> Exercise objective: Please copy each line in the records below that contains the string "state".

Records contained in a dataset:
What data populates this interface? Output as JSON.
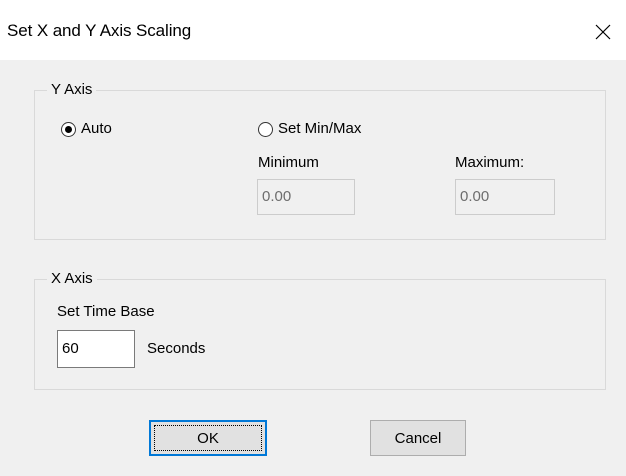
{
  "window": {
    "title": "Set X and Y Axis Scaling",
    "close_icon": "close-icon"
  },
  "y_axis": {
    "group_label": "Y Axis",
    "auto_label": "Auto",
    "auto_selected": true,
    "set_minmax_label": "Set Min/Max",
    "set_minmax_selected": false,
    "minimum_label": "Minimum",
    "maximum_label": "Maximum:",
    "minimum_value": "0.00",
    "maximum_value": "0.00"
  },
  "x_axis": {
    "group_label": "X Axis",
    "time_base_label": "Set Time Base",
    "time_base_value": "60",
    "unit_label": "Seconds"
  },
  "buttons": {
    "ok_label": "OK",
    "cancel_label": "Cancel"
  }
}
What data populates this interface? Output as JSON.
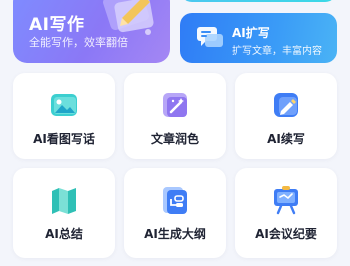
{
  "featured": {
    "write": {
      "title": "AI写作",
      "subtitle": "全能写作，效率翻倍",
      "icon": "pen-illustration-icon"
    },
    "expand": {
      "title": "AI扩写",
      "subtitle": "扩写文章，丰富内容",
      "icon": "chat-bubbles-icon"
    }
  },
  "tools": [
    {
      "label": "AI看图写话",
      "icon": "image-icon"
    },
    {
      "label": "文章润色",
      "icon": "magic-wand-icon"
    },
    {
      "label": "AI续写",
      "icon": "pen-continue-icon"
    },
    {
      "label": "AI总结",
      "icon": "map-summary-icon"
    },
    {
      "label": "AI生成大纲",
      "icon": "outline-icon"
    },
    {
      "label": "AI会议纪要",
      "icon": "meeting-board-icon"
    }
  ],
  "colors": {
    "write_card": "#8b78f6",
    "expand_card": "#3a9bf7",
    "accent_blue": "#3f7df5",
    "accent_teal": "#33c9c2"
  }
}
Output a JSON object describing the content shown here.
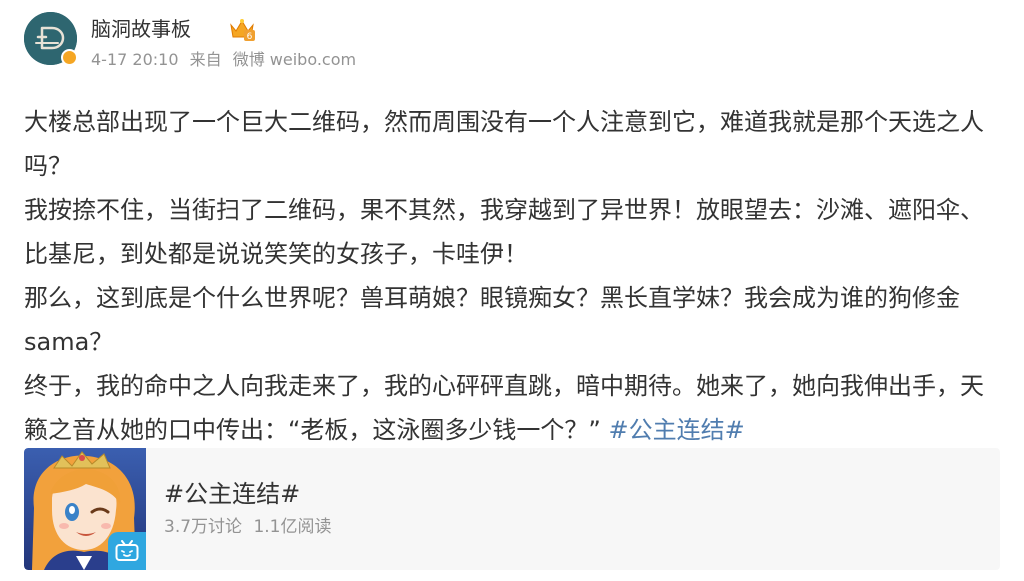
{
  "author": {
    "name": "脑洞故事板",
    "avatar_icon": "d-logo-avatar-icon",
    "verified_icon": "verified-badge-icon",
    "vip_icon": "crown-vip-icon",
    "vip_level": "6"
  },
  "meta": {
    "time": "4-17 20:10",
    "source_prefix": "来自",
    "source": "微博 weibo.com"
  },
  "post": {
    "paragraphs": [
      "大楼总部出现了一个巨大二维码，然而周围没有一个人注意到它，难道我就是那个天选之人吗？",
      "我按捺不住，当街扫了二维码，果不其然，我穿越到了异世界！放眼望去：沙滩、遮阳伞、比基尼，到处都是说说笑笑的女孩子，卡哇伊！",
      "那么，这到底是个什么世界呢？兽耳萌娘？眼镜痴女？黑长直学妹？我会成为谁的狗修金sama？",
      "终于，我的命中之人向我走来了，我的心砰砰直跳，暗中期待。她来了，她向我伸出手，天籁之音从她的口中传出：“老板，这泳圈多少钱一个？”"
    ],
    "topic_link": "#公主连结#"
  },
  "topic_card": {
    "title": "#公主连结#",
    "discussions": "3.7万讨论",
    "reads": "1.1亿阅读",
    "cover_icon": "anime-girl-cover-image",
    "badge_icon": "bilibili-tv-icon"
  },
  "colors": {
    "link": "#507daf",
    "text": "#333333",
    "meta": "#939393",
    "card_bg": "#f7f7f7",
    "avatar_bg": "#2e6670",
    "vip_gold": "#f5a623",
    "bili_blue": "#2fa7e0"
  }
}
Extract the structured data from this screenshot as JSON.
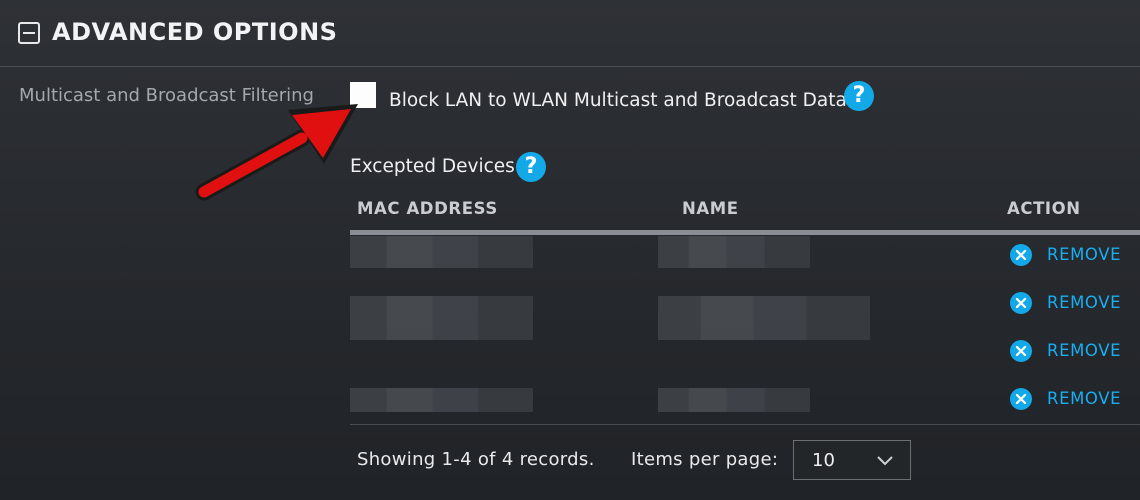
{
  "section": {
    "title": "ADVANCED OPTIONS",
    "toggle_icon": "minus-square-icon"
  },
  "multicast": {
    "label": "Multicast and Broadcast Filtering",
    "checkbox_label": "Block LAN to WLAN Multicast and Broadcast Data",
    "checked": false,
    "help_glyph": "?"
  },
  "excepted": {
    "title": "Excepted Devices",
    "help_glyph": "?",
    "columns": [
      "MAC ADDRESS",
      "NAME",
      "ACTION"
    ],
    "rows": [
      {
        "mac": "[redacted]",
        "name": "[redacted]",
        "action": "REMOVE"
      },
      {
        "mac": "[redacted]",
        "name": "[redacted]",
        "action": "REMOVE"
      },
      {
        "mac": "[redacted]",
        "name": "[redacted]",
        "action": "REMOVE"
      },
      {
        "mac": "[redacted]",
        "name": "[redacted]",
        "action": "REMOVE"
      }
    ]
  },
  "pagination": {
    "showing": "Showing 1-4 of 4 records.",
    "items_per_page_label": "Items per page:",
    "items_per_page_value": "10"
  },
  "colors": {
    "accent": "#13a9e8",
    "annotation_arrow": "#e01010",
    "background": "#2a2d31"
  },
  "annotation": {
    "icon": "red-arrow-icon"
  }
}
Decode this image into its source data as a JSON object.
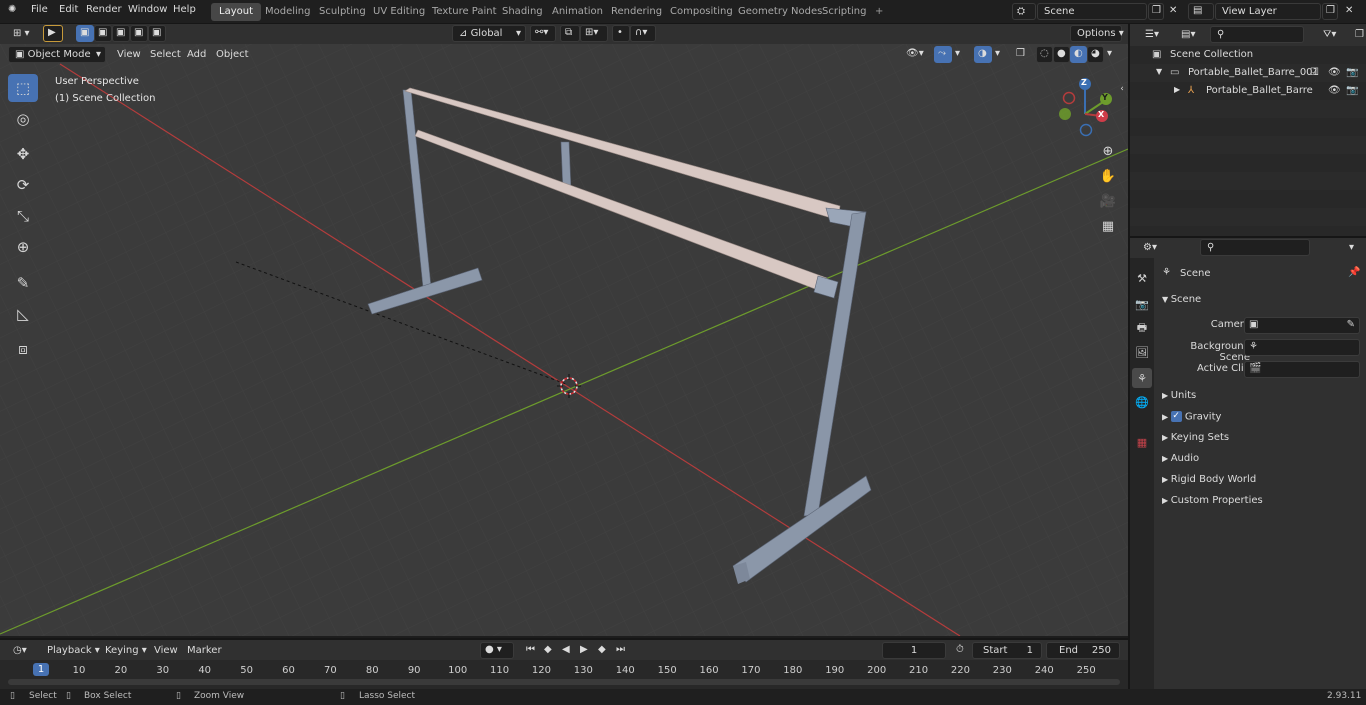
{
  "menus": [
    "File",
    "Edit",
    "Render",
    "Window",
    "Help"
  ],
  "workspaces": [
    "Layout",
    "Modeling",
    "Sculpting",
    "UV Editing",
    "Texture Paint",
    "Shading",
    "Animation",
    "Rendering",
    "Compositing",
    "Geometry Nodes",
    "Scripting"
  ],
  "active_workspace": "Layout",
  "scene_name": "Scene",
  "view_layer": "View Layer",
  "viewport": {
    "mode": "Object Mode",
    "menus": [
      "View",
      "Select",
      "Add",
      "Object"
    ],
    "transform_orientation": "Global",
    "options_label": "Options",
    "perspective_label": "User Perspective",
    "collection_label": "(1) Scene Collection",
    "gizmo_axes": [
      "Z",
      "Y",
      "X"
    ]
  },
  "outliner": {
    "root": "Scene Collection",
    "items": [
      "Portable_Ballet_Barre_001",
      "Portable_Ballet_Barre"
    ]
  },
  "properties": {
    "context_title": "Scene",
    "section": "Scene",
    "fields": [
      {
        "label": "Camera",
        "value": ""
      },
      {
        "label": "Background Scene",
        "value": ""
      },
      {
        "label": "Active Clip",
        "value": ""
      }
    ],
    "panels": [
      "Units",
      "Gravity",
      "Keying Sets",
      "Audio",
      "Rigid Body World",
      "Custom Properties"
    ],
    "gravity_checked": true
  },
  "timeline": {
    "menus": [
      "Playback",
      "Keying",
      "View",
      "Marker"
    ],
    "current_frame": "1",
    "start_label": "Start",
    "start": "1",
    "end_label": "End",
    "end": "250",
    "ruler": [
      "1",
      "10",
      "20",
      "30",
      "40",
      "50",
      "60",
      "70",
      "80",
      "90",
      "100",
      "110",
      "120",
      "130",
      "140",
      "150",
      "160",
      "170",
      "180",
      "190",
      "200",
      "210",
      "220",
      "230",
      "240",
      "250"
    ]
  },
  "status": {
    "items": [
      "Select",
      "Box Select",
      "Zoom View",
      "Lasso Select"
    ],
    "version": "2.93.11"
  },
  "colors": {
    "accent": "#4772b3",
    "x_axis": "#b43c3c",
    "y_axis": "#6d9c2c",
    "barre_rail": "#d8c8c3",
    "barre_frame": "#8a96a8"
  }
}
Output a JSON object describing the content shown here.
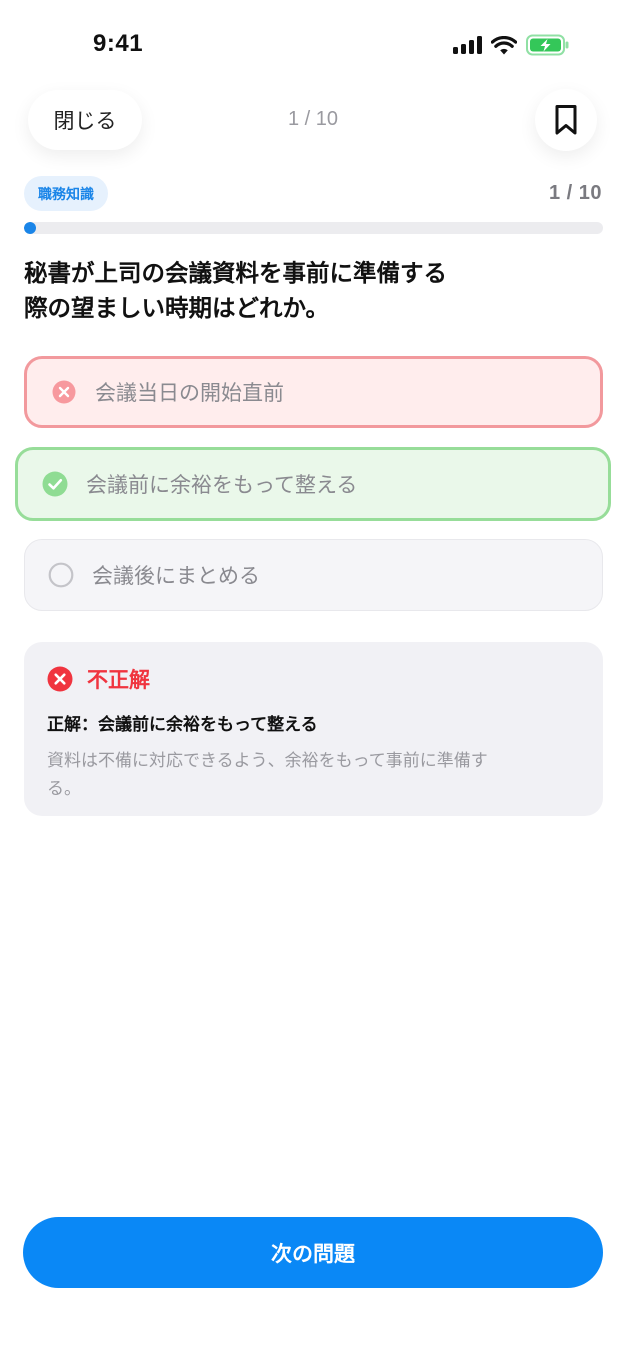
{
  "status_bar": {
    "time": "9:41"
  },
  "nav": {
    "close_label": "閉じる",
    "progress": "1 / 10"
  },
  "quiz": {
    "category": "職務知識",
    "counter": "1 / 10",
    "progress_fraction": 0.1,
    "question": "秘書が上司の会議資料を事前に準備する際の望ましい時期はどれか。",
    "options": [
      {
        "label": "会議当日の開始直前",
        "state": "wrong"
      },
      {
        "label": "会議前に余裕をもって整える",
        "state": "correct"
      },
      {
        "label": "会議後にまとめる",
        "state": "unselected"
      }
    ]
  },
  "feedback": {
    "status": "不正解",
    "correct_answer": "正解：会議前に余裕をもって整える",
    "explanation": "資料は不備に対応できるよう、余裕をもって事前に準備する。"
  },
  "next_button": {
    "label": "次の問題"
  },
  "colors": {
    "accent": "#0a88f6",
    "wrong": "#f0343f",
    "correct": "#34c759"
  }
}
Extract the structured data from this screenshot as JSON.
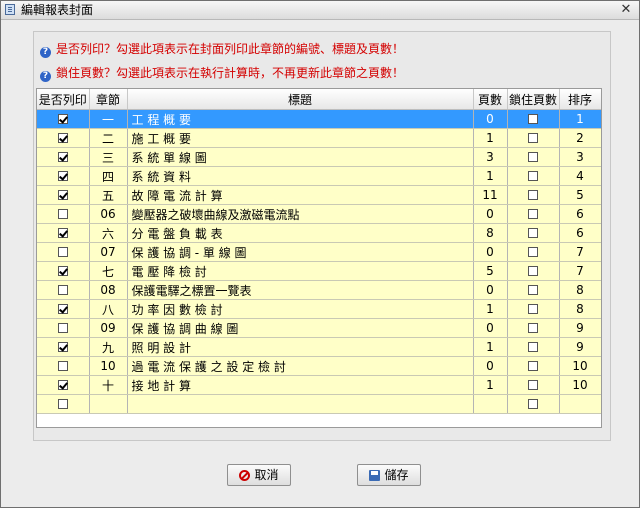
{
  "window": {
    "title": "編輯報表封面",
    "close_glyph": "✕"
  },
  "info": {
    "line1": "是否列印？勾選此項表示在封面列印此章節的編號、標題及頁數！",
    "line2": "鎖住頁數？勾選此項表示在執行計算時，不再更新此章節之頁數！"
  },
  "table": {
    "headers": {
      "print": "是否列印",
      "chapter": "章節",
      "title": "標題",
      "pages": "頁數",
      "lock": "鎖住頁數",
      "order": "排序"
    },
    "rows": [
      {
        "print": true,
        "chapter": "一",
        "title": "工 程 概 要",
        "pages": "0",
        "lock": false,
        "order": "1",
        "selected": true
      },
      {
        "print": true,
        "chapter": "二",
        "title": "施 工 概 要",
        "pages": "1",
        "lock": false,
        "order": "2"
      },
      {
        "print": true,
        "chapter": "三",
        "title": "系 統 單 線 圖",
        "pages": "3",
        "lock": false,
        "order": "3"
      },
      {
        "print": true,
        "chapter": "四",
        "title": "系 統 資 料",
        "pages": "1",
        "lock": false,
        "order": "4"
      },
      {
        "print": true,
        "chapter": "五",
        "title": "故 障 電 流 計 算",
        "pages": "11",
        "lock": false,
        "order": "5"
      },
      {
        "print": false,
        "chapter": "06",
        "title": "變壓器之破壞曲線及激磁電流點",
        "pages": "0",
        "lock": false,
        "order": "6"
      },
      {
        "print": true,
        "chapter": "六",
        "title": "分 電 盤 負 載 表",
        "pages": "8",
        "lock": false,
        "order": "6"
      },
      {
        "print": false,
        "chapter": "07",
        "title": "保 護 協 調 - 單 線 圖",
        "pages": "0",
        "lock": false,
        "order": "7"
      },
      {
        "print": true,
        "chapter": "七",
        "title": "電 壓 降 檢 討",
        "pages": "5",
        "lock": false,
        "order": "7"
      },
      {
        "print": false,
        "chapter": "08",
        "title": "保護電驛之標置一覽表",
        "pages": "0",
        "lock": false,
        "order": "8"
      },
      {
        "print": true,
        "chapter": "八",
        "title": "功 率 因 數 檢 討",
        "pages": "1",
        "lock": false,
        "order": "8"
      },
      {
        "print": false,
        "chapter": "09",
        "title": "保 護 協 調 曲 線 圖",
        "pages": "0",
        "lock": false,
        "order": "9"
      },
      {
        "print": true,
        "chapter": "九",
        "title": "照 明 設 計",
        "pages": "1",
        "lock": false,
        "order": "9"
      },
      {
        "print": false,
        "chapter": "10",
        "title": "過 電 流 保 護 之 設 定 檢 討",
        "pages": "0",
        "lock": false,
        "order": "10"
      },
      {
        "print": true,
        "chapter": "十",
        "title": "接 地 計 算",
        "pages": "1",
        "lock": false,
        "order": "10"
      },
      {
        "print": false,
        "chapter": "",
        "title": "",
        "pages": "",
        "lock": false,
        "order": ""
      }
    ]
  },
  "buttons": {
    "cancel": "取消",
    "save": "儲存"
  }
}
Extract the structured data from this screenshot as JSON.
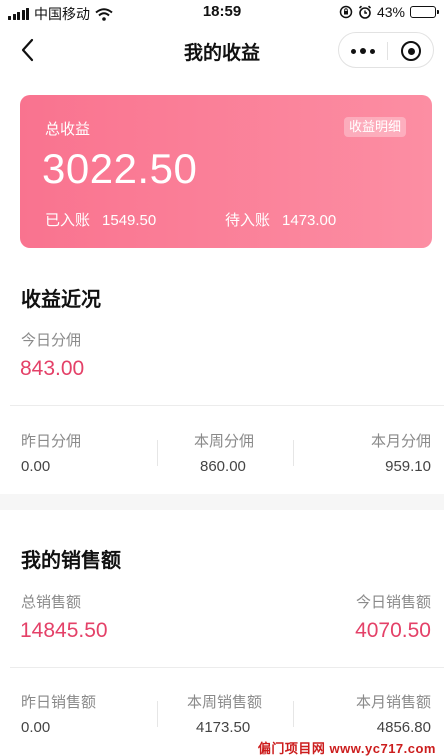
{
  "status_bar": {
    "carrier": "中国移动",
    "time": "18:59",
    "battery": "43%",
    "battery_level": 0.43
  },
  "nav": {
    "title": "我的收益"
  },
  "earnings_card": {
    "label": "总收益",
    "detail_button": "收益明细",
    "total": "3022.50",
    "credited_label": "已入账",
    "credited_value": "1549.50",
    "pending_label": "待入账",
    "pending_value": "1473.00"
  },
  "recent": {
    "title": "收益近况",
    "today_label": "今日分佣",
    "today_value": "843.00",
    "yesterday_label": "昨日分佣",
    "yesterday_value": "0.00",
    "week_label": "本周分佣",
    "week_value": "860.00",
    "month_label": "本月分佣",
    "month_value": "959.10"
  },
  "sales": {
    "title": "我的销售额",
    "total_label": "总销售额",
    "total_value": "14845.50",
    "today_label": "今日销售额",
    "today_value": "4070.50",
    "yesterday_label": "昨日销售额",
    "yesterday_value": "0.00",
    "week_label": "本周销售额",
    "week_value": "4173.50",
    "month_label": "本月销售额",
    "month_value": "4856.80"
  },
  "watermark": "偏门项目网 www.yc717.com",
  "colors": {
    "card_start": "#f9738f",
    "card_end": "#fc8ea3",
    "accent_value": "#e44168"
  }
}
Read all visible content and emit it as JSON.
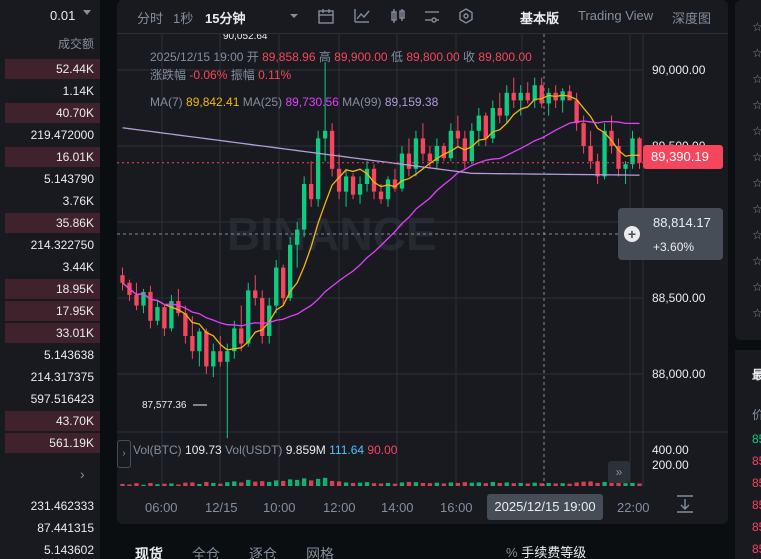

> Your solution:
        "state": "wrong"
        "state": "correct"
        "state": "unselected"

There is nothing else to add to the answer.